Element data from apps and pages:
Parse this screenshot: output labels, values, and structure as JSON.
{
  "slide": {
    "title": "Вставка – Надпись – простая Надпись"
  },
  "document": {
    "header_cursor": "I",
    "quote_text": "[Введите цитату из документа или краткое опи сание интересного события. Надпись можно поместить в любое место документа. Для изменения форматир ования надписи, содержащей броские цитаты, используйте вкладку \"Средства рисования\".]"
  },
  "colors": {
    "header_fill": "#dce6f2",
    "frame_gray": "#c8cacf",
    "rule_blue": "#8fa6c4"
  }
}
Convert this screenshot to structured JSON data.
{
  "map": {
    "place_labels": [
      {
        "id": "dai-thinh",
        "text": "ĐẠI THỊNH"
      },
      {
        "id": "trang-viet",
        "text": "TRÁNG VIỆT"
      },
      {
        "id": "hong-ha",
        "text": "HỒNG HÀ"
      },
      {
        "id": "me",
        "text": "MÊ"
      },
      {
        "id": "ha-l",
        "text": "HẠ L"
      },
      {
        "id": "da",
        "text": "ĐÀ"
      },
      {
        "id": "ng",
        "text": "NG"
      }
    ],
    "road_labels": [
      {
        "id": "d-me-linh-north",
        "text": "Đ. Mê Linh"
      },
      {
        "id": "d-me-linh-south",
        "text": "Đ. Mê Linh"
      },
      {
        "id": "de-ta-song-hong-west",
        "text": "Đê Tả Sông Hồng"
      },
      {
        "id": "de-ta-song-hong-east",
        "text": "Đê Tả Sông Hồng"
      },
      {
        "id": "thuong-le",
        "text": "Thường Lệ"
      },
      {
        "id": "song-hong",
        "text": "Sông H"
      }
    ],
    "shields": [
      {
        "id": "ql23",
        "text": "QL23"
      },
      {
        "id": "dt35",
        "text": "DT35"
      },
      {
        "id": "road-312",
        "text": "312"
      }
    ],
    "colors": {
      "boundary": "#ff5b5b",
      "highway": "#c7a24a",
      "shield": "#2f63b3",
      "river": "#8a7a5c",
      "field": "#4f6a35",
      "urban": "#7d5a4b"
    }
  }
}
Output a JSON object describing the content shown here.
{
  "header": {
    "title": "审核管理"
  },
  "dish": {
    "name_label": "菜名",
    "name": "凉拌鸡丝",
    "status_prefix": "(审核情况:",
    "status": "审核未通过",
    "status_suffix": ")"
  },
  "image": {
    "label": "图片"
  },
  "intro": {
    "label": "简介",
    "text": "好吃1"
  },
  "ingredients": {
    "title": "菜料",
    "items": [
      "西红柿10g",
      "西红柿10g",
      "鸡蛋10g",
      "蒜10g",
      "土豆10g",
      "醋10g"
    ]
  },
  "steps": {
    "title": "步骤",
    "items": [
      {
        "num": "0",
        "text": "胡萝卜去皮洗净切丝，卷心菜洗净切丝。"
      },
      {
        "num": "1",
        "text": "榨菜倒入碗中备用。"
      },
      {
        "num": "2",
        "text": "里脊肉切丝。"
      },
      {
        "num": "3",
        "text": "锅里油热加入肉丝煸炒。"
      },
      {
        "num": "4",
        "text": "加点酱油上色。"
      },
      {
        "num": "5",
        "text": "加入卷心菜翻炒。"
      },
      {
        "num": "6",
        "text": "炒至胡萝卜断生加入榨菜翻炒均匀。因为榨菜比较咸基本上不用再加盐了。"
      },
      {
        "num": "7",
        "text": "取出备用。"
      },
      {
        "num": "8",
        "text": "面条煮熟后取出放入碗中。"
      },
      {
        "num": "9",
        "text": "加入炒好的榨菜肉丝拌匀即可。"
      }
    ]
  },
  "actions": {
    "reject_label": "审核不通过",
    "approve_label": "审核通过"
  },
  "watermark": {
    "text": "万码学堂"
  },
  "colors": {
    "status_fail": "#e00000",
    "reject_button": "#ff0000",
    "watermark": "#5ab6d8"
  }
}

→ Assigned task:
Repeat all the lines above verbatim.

→ Answer box:
Parse this screenshot: output labels, values, and structure as JSON.
{
  "slide": {
    "title": "Вставка – Надпись – простая Надпись"
  },
  "document": {
    "header_cursor": "I",
    "quote_text": "[Введите цитату из документа или краткое опи сание интересного события. Надпись можно поместить в любое место документа. Для изменения форматир ования надписи, содержащей броские цитаты, используйте вкладку \"Средства рисования\".]"
  },
  "colors": {
    "header_fill": "#dce6f2",
    "frame_gray": "#c8cacf",
    "rule_blue": "#8fa6c4"
  }
}
Convert this screenshot to structured JSON data.
{
  "map": {
    "place_labels": [
      {
        "id": "dai-thinh",
        "text": "ĐẠI THỊNH"
      },
      {
        "id": "trang-viet",
        "text": "TRÁNG VIỆT"
      },
      {
        "id": "hong-ha",
        "text": "HỒNG HÀ"
      },
      {
        "id": "me",
        "text": "MÊ"
      },
      {
        "id": "ha-l",
        "text": "HẠ L"
      },
      {
        "id": "da",
        "text": "ĐÀ"
      },
      {
        "id": "ng",
        "text": "NG"
      }
    ],
    "road_labels": [
      {
        "id": "d-me-linh-north",
        "text": "Đ. Mê Linh"
      },
      {
        "id": "d-me-linh-south",
        "text": "Đ. Mê Linh"
      },
      {
        "id": "de-ta-song-hong-west",
        "text": "Đê Tả Sông Hồng"
      },
      {
        "id": "de-ta-song-hong-east",
        "text": "Đê Tả Sông Hồng"
      },
      {
        "id": "thuong-le",
        "text": "Thường Lệ"
      },
      {
        "id": "song-hong",
        "text": "Sông H"
      }
    ],
    "shields": [
      {
        "id": "ql23",
        "text": "QL23"
      },
      {
        "id": "dt35",
        "text": "DT35"
      },
      {
        "id": "road-312",
        "text": "312"
      }
    ],
    "colors": {
      "boundary": "#ff5b5b",
      "highway": "#c7a24a",
      "shield": "#2f63b3",
      "river": "#8a7a5c",
      "field": "#4f6a35",
      "urban": "#7d5a4b"
    }
  }
}
Output a JSON object describing the content shown here.
{
  "header": {
    "title": "审核管理"
  },
  "dish": {
    "name_label": "菜名",
    "name": "凉拌鸡丝",
    "status_prefix": "(审核情况:",
    "status": "审核未通过",
    "status_suffix": ")"
  },
  "image": {
    "label": "图片"
  },
  "intro": {
    "label": "简介",
    "text": "好吃1"
  },
  "ingredients": {
    "title": "菜料",
    "items": [
      "西红柿10g",
      "西红柿10g",
      "鸡蛋10g",
      "蒜10g",
      "土豆10g",
      "醋10g"
    ]
  },
  "steps": {
    "title": "步骤",
    "items": [
      {
        "num": "0",
        "text": "胡萝卜去皮洗净切丝，卷心菜洗净切丝。"
      },
      {
        "num": "1",
        "text": "榨菜倒入碗中备用。"
      },
      {
        "num": "2",
        "text": "里脊肉切丝。"
      },
      {
        "num": "3",
        "text": "锅里油热加入肉丝煸炒。"
      },
      {
        "num": "4",
        "text": "加点酱油上色。"
      },
      {
        "num": "5",
        "text": "加入卷心菜翻炒。"
      },
      {
        "num": "6",
        "text": "炒至胡萝卜断生加入榨菜翻炒均匀。因为榨菜比较咸基本上不用再加盐了。"
      },
      {
        "num": "7",
        "text": "取出备用。"
      },
      {
        "num": "8",
        "text": "面条煮熟后取出放入碗中。"
      },
      {
        "num": "9",
        "text": "加入炒好的榨菜肉丝拌匀即可。"
      }
    ]
  },
  "actions": {
    "reject_label": "审核不通过",
    "approve_label": "审核通过"
  },
  "watermark": {
    "text": "万码学堂"
  },
  "colors": {
    "status_fail": "#e00000",
    "reject_button": "#ff0000",
    "watermark": "#5ab6d8"
  }
}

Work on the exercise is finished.